PROBLEM REQUIREMENTS:
Using the records that follow, copy every line containing the word "icon".
SOURCE DATA: Begin
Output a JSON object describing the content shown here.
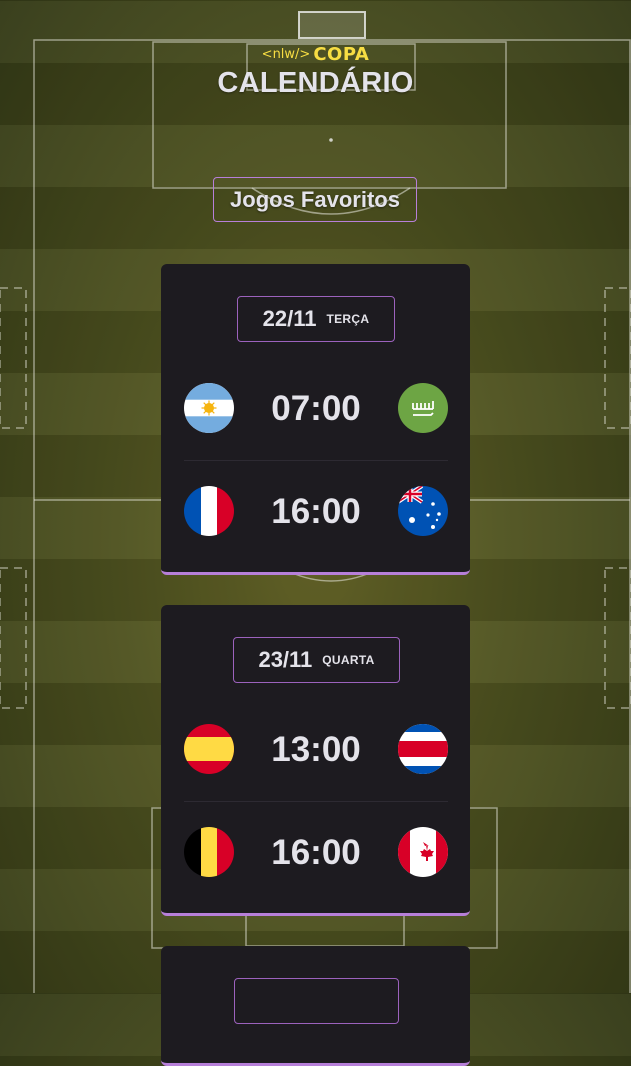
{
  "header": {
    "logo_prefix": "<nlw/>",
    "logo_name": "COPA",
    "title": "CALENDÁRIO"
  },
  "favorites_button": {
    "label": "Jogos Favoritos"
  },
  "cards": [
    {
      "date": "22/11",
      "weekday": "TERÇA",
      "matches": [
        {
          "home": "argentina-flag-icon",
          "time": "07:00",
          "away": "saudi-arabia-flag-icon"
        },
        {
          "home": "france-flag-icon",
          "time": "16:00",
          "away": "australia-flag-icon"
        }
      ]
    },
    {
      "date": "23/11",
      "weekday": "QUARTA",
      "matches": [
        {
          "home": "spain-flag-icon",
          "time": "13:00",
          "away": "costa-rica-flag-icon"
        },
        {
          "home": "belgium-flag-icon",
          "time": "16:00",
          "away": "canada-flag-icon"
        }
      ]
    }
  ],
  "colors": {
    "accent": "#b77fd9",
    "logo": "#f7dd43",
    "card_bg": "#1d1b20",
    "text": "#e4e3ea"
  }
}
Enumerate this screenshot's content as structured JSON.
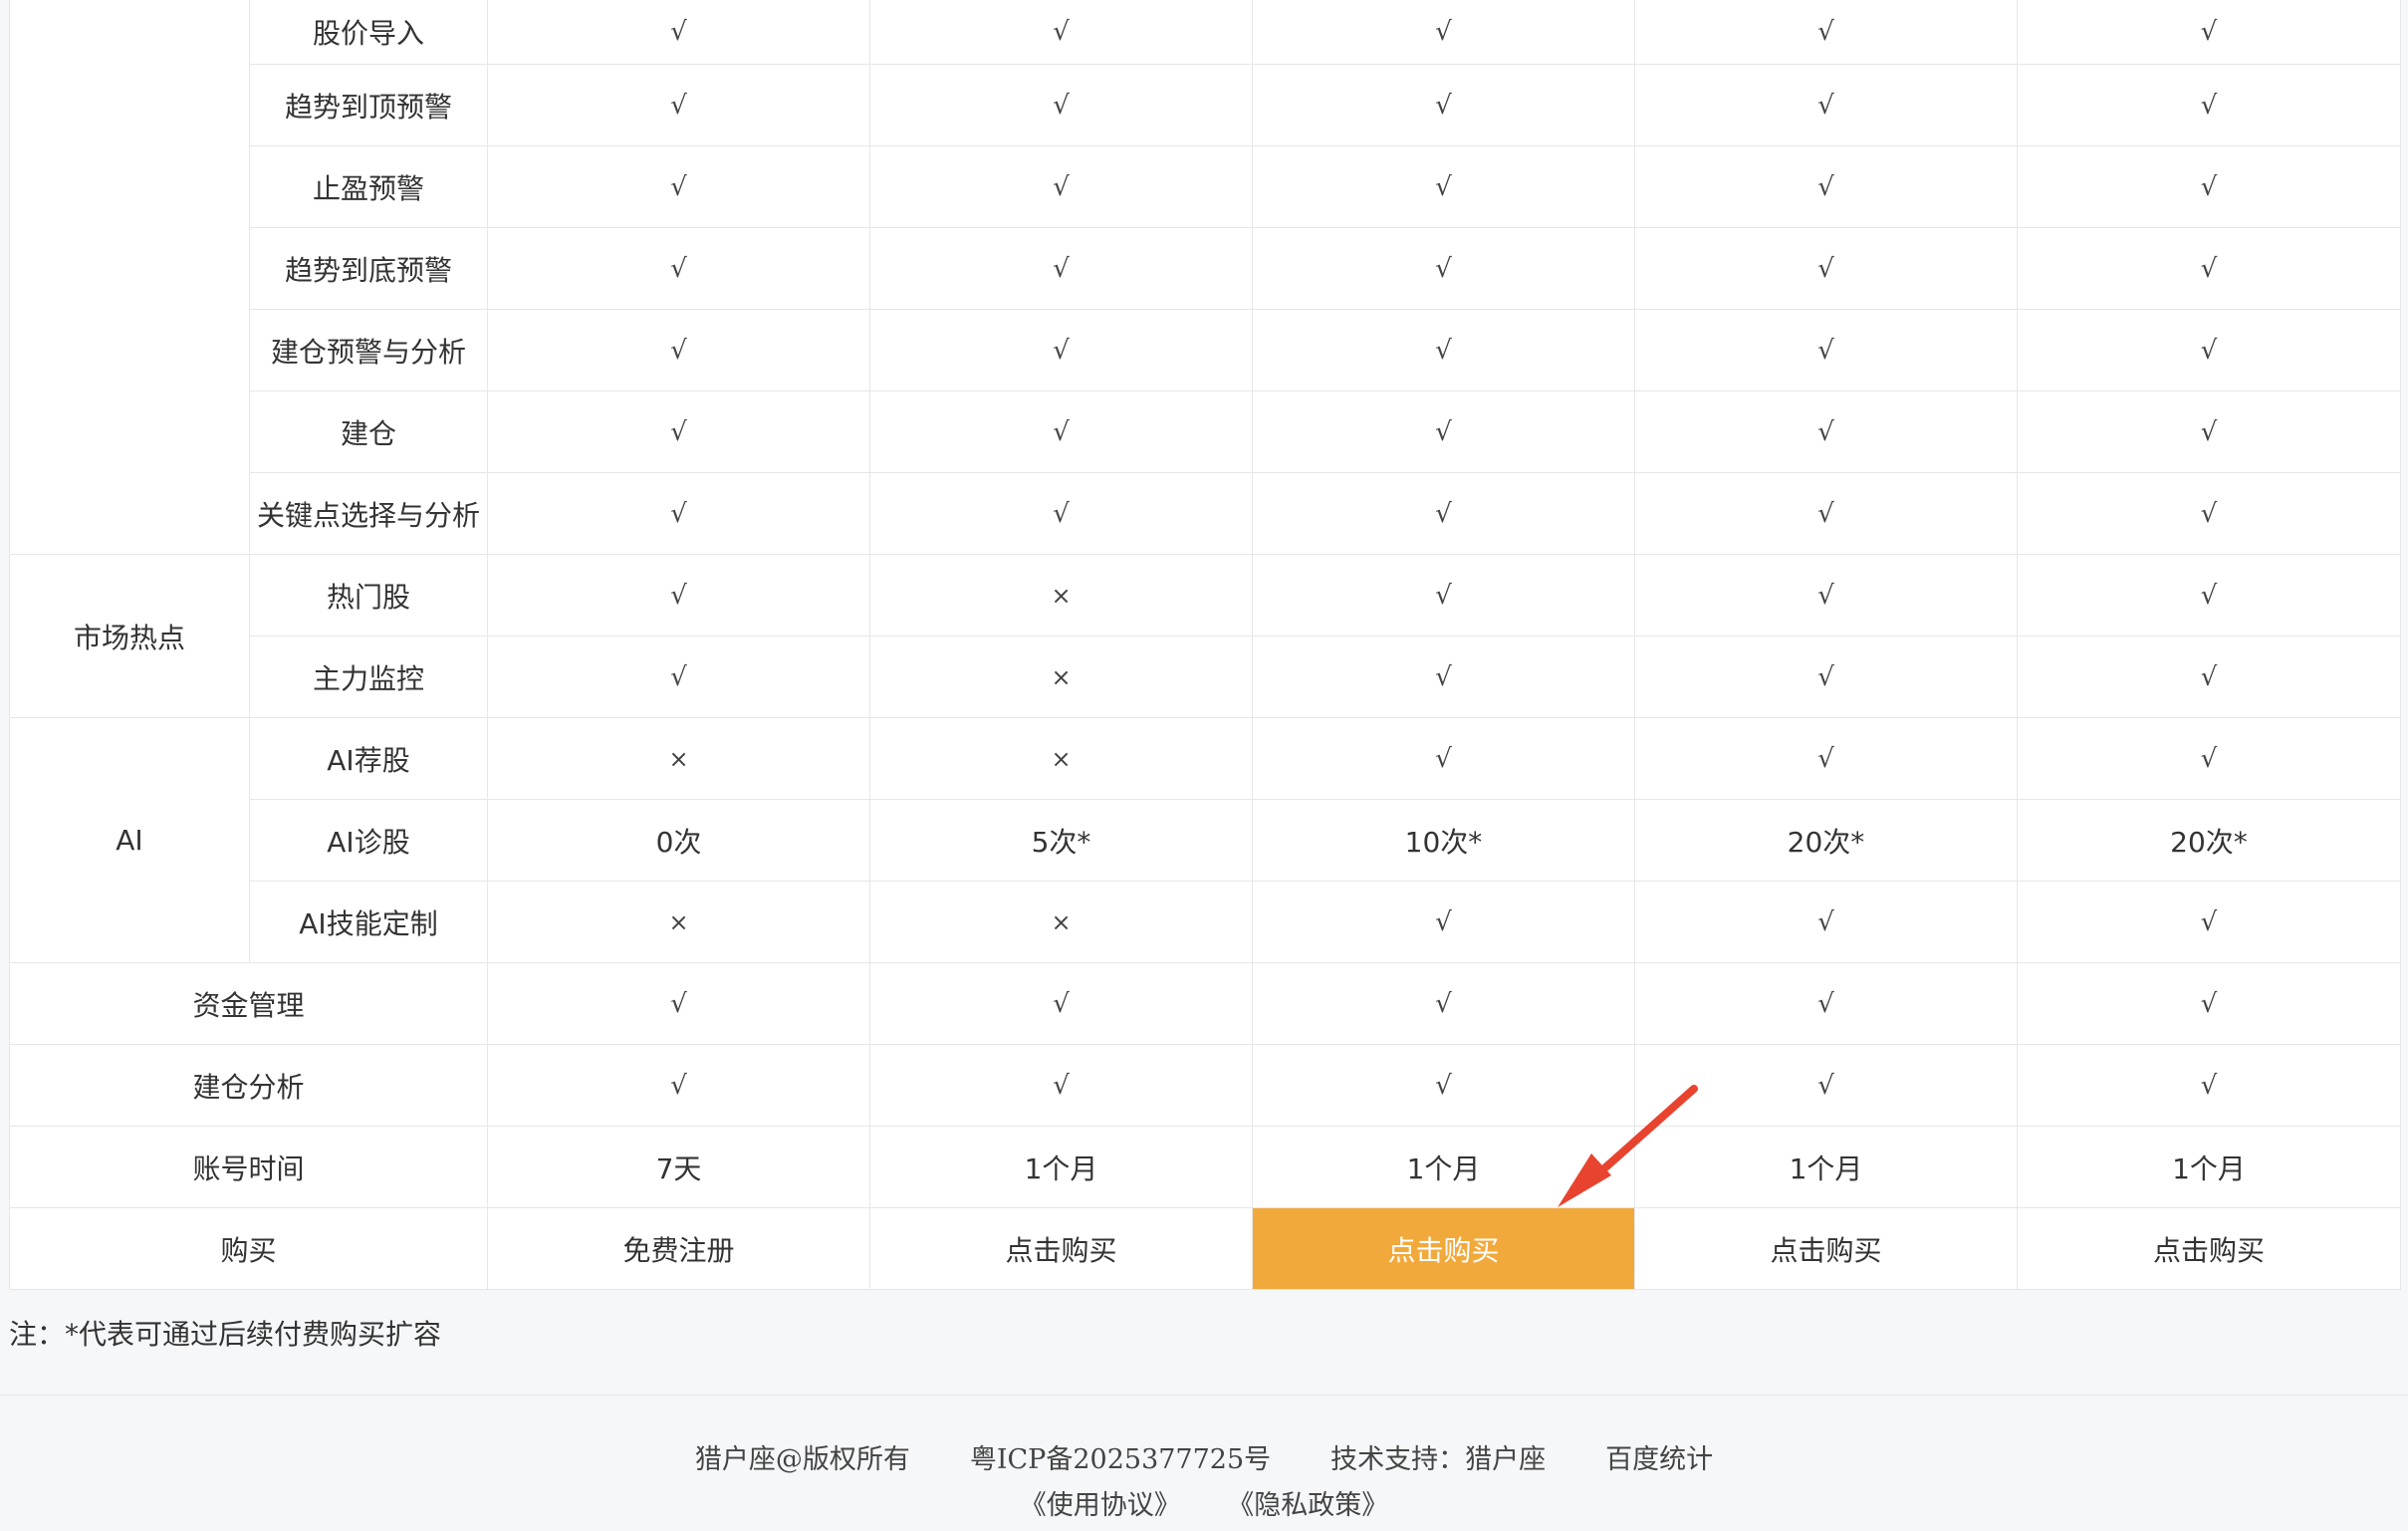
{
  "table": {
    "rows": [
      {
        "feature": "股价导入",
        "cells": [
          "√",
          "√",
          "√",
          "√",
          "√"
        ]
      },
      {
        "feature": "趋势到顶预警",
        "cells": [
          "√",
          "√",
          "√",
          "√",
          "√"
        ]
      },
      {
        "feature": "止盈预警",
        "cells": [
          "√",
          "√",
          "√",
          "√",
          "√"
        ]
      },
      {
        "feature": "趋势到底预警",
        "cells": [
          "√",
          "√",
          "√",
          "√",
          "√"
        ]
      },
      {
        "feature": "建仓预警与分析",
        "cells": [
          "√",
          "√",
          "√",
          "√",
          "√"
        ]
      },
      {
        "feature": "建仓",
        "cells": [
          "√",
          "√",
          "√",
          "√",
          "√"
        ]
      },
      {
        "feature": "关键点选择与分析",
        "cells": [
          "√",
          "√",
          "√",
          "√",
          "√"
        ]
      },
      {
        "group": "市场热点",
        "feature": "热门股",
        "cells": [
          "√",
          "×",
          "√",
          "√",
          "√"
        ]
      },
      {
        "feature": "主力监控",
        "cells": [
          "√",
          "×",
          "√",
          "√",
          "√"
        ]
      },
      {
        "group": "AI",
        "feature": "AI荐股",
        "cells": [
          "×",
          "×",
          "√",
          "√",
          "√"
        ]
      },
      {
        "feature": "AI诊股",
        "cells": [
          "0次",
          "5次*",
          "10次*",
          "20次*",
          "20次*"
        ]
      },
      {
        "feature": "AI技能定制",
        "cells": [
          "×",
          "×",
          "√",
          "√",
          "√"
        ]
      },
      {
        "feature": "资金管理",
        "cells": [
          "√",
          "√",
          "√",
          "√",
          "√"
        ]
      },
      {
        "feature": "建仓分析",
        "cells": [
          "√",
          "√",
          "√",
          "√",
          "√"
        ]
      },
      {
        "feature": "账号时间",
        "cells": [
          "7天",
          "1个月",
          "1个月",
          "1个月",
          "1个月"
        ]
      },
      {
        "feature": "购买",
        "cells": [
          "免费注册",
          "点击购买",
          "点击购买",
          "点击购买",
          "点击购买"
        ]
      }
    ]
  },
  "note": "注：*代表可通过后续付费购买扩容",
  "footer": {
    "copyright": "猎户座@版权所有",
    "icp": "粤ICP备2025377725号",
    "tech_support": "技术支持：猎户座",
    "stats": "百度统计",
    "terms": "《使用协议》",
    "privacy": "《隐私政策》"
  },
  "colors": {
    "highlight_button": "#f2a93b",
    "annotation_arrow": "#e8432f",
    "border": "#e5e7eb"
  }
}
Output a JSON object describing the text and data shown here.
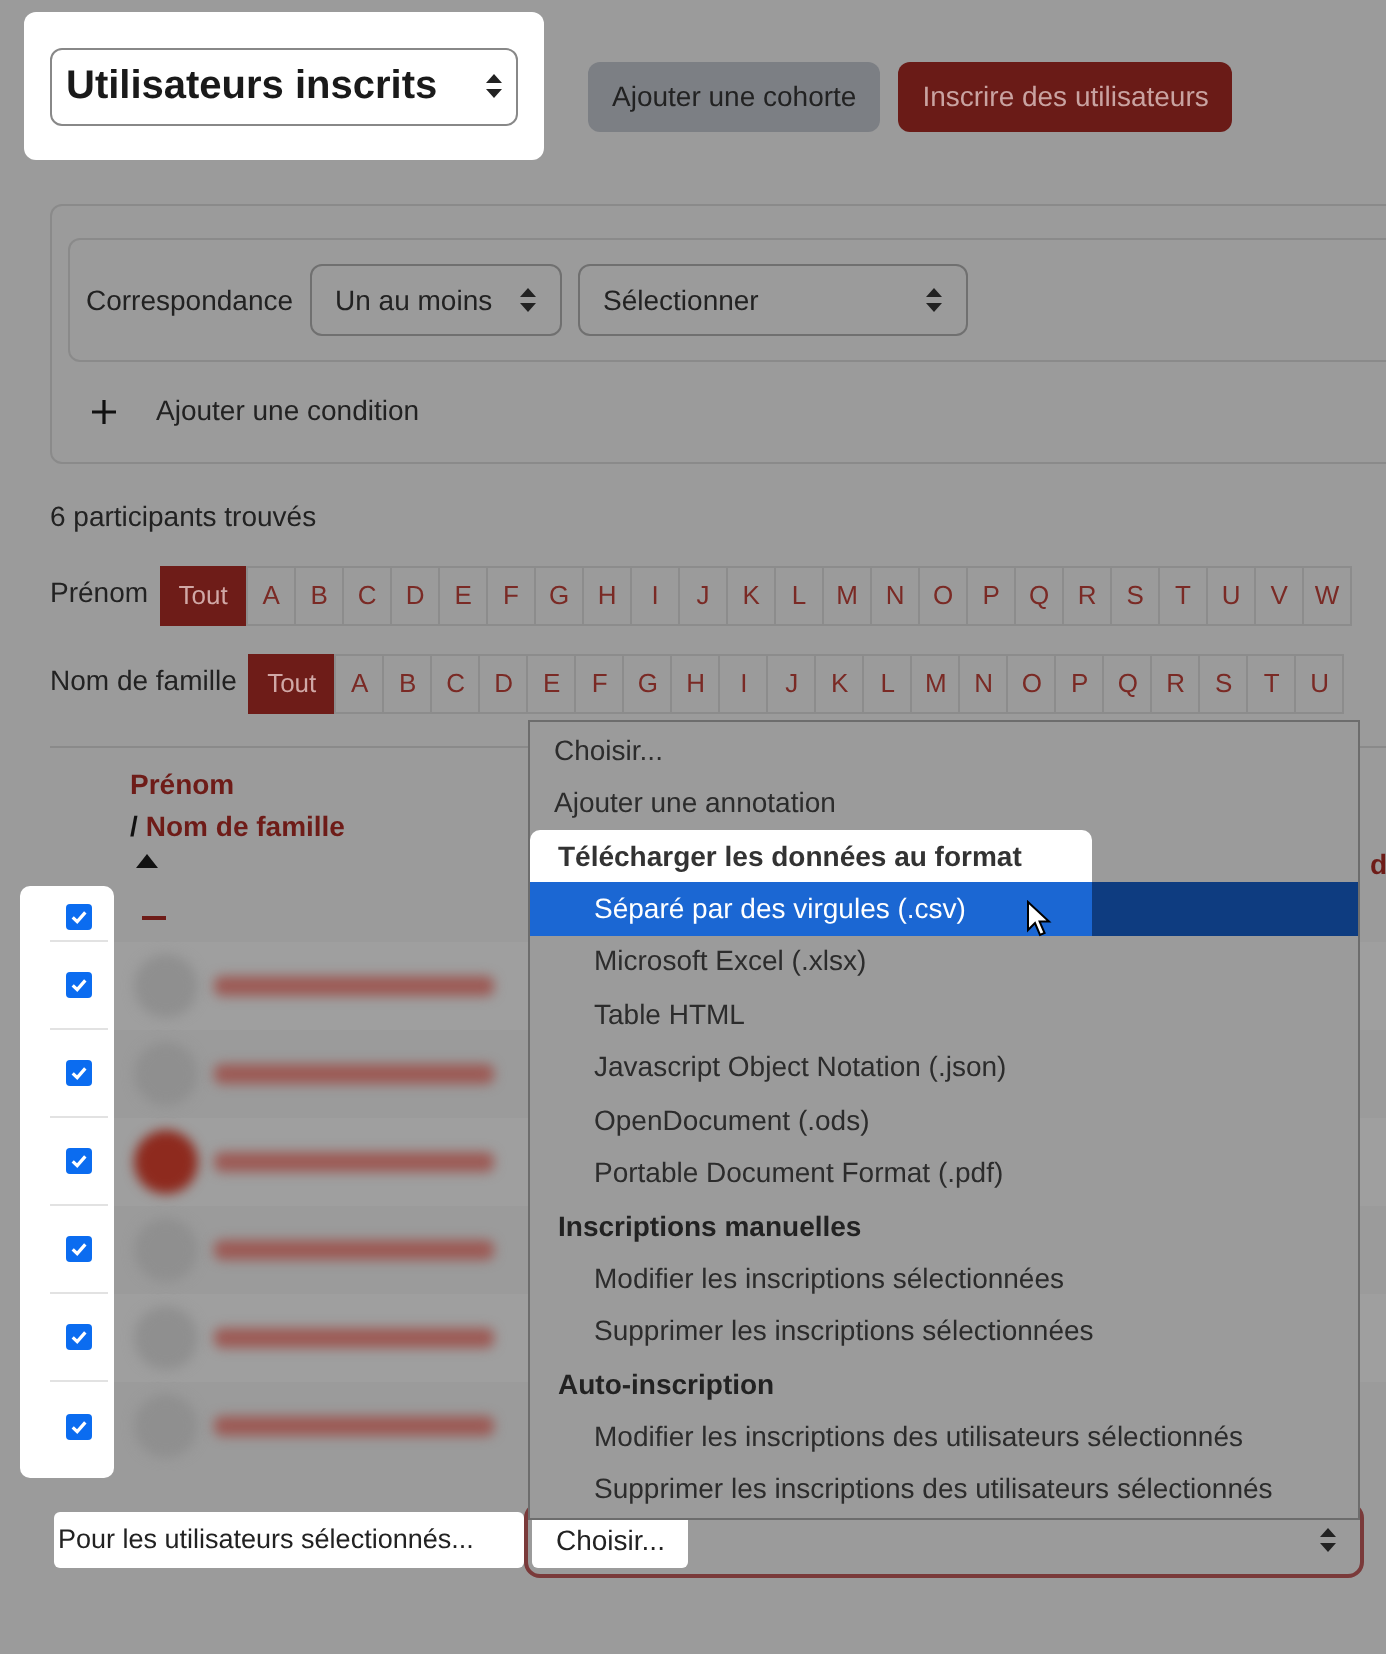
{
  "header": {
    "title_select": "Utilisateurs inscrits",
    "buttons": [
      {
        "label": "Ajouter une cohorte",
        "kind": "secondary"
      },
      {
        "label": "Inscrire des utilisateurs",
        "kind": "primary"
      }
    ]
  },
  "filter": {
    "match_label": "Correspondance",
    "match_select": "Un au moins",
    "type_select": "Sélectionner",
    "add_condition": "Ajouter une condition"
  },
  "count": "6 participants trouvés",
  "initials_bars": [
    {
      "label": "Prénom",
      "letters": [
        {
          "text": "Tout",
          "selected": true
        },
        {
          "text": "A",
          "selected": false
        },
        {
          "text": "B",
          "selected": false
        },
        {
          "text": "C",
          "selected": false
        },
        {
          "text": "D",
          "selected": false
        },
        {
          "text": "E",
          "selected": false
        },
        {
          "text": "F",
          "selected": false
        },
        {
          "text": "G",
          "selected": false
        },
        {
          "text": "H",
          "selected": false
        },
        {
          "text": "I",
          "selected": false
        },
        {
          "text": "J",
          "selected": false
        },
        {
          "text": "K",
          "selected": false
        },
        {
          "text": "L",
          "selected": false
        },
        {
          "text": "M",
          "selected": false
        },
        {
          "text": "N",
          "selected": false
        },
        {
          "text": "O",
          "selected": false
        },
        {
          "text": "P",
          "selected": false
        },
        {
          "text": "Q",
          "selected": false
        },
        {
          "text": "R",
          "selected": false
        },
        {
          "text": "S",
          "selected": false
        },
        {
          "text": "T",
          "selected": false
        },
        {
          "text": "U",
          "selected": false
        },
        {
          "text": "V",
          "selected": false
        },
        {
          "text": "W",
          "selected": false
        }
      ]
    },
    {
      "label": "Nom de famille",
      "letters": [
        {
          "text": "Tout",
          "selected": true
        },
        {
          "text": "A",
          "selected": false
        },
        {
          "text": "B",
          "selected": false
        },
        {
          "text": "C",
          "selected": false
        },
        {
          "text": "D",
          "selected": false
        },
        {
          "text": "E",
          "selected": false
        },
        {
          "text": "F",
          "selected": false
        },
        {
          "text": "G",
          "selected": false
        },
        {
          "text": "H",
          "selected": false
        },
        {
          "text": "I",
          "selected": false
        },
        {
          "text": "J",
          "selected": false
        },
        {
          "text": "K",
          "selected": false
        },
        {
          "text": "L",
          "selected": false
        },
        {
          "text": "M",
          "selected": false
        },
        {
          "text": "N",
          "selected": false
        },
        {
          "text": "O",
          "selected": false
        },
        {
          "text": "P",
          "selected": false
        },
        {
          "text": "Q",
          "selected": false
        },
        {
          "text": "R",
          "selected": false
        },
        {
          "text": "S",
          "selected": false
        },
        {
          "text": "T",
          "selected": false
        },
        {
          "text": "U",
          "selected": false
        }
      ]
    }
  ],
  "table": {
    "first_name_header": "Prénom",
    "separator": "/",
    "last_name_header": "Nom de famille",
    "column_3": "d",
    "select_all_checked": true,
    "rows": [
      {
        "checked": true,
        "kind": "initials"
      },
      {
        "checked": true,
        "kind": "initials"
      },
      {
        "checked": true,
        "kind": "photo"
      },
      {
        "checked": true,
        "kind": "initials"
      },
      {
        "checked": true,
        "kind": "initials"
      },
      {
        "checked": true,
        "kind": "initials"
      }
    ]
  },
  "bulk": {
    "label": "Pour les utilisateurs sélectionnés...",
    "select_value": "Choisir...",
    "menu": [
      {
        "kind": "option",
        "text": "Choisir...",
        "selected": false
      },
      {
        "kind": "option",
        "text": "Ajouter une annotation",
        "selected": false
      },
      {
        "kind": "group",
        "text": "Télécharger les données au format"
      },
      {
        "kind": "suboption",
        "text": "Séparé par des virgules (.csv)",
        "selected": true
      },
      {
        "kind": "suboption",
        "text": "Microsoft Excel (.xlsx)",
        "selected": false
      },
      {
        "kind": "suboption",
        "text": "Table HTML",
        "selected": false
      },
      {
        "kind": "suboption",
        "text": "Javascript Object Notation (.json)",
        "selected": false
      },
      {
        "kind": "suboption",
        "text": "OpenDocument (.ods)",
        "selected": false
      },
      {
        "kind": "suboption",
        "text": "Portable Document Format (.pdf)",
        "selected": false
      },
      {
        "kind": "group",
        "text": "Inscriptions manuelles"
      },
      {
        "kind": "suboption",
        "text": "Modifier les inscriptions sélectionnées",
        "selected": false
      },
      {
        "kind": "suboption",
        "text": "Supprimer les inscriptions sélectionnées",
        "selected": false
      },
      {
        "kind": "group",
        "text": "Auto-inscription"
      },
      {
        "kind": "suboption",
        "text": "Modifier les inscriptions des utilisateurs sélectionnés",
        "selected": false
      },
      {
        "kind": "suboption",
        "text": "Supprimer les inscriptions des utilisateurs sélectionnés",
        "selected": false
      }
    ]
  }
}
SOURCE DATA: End
TASK SOLUTION:
          "home": "argentina-flag-icon",
          "away": "saudi-arabia-flag-icon"
          "home": "france-flag-icon",
          "away": "australia-flag-icon"
          "home": "spain-flag-icon",
          "away": "costa-rica-flag-icon"
          "home": "belgium-flag-icon",
          "away": "canada-flag-icon"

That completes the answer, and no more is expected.